Dataset rows for apps and sites
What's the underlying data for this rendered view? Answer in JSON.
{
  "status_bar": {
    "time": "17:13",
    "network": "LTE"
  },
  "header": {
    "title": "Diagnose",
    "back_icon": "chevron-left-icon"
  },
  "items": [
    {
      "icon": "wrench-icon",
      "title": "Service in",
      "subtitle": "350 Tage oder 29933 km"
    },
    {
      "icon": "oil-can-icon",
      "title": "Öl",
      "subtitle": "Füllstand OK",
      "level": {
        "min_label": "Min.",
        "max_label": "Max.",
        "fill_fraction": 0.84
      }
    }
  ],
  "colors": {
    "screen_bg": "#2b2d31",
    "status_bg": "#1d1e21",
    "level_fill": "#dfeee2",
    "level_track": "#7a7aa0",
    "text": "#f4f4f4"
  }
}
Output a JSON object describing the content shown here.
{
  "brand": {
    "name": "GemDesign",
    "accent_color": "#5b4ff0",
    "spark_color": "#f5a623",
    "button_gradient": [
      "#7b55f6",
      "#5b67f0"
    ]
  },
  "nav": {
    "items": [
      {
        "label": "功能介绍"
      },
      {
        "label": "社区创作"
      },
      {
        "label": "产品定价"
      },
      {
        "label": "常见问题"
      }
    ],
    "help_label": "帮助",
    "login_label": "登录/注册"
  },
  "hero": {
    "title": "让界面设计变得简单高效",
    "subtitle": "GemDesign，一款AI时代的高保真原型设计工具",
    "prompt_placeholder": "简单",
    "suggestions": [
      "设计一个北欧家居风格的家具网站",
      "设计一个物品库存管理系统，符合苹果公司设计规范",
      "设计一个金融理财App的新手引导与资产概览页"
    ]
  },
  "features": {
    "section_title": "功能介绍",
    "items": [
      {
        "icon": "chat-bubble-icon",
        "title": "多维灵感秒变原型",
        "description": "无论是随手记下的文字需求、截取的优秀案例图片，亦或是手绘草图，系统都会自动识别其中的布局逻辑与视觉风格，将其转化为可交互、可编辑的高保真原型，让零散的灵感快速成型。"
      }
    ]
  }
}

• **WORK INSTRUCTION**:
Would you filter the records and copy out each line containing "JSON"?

• **OUTPUT OF THE TASK**:
What's the underlying data for this rendered view? Answer in JSON.
Output a JSON object describing the content shown here.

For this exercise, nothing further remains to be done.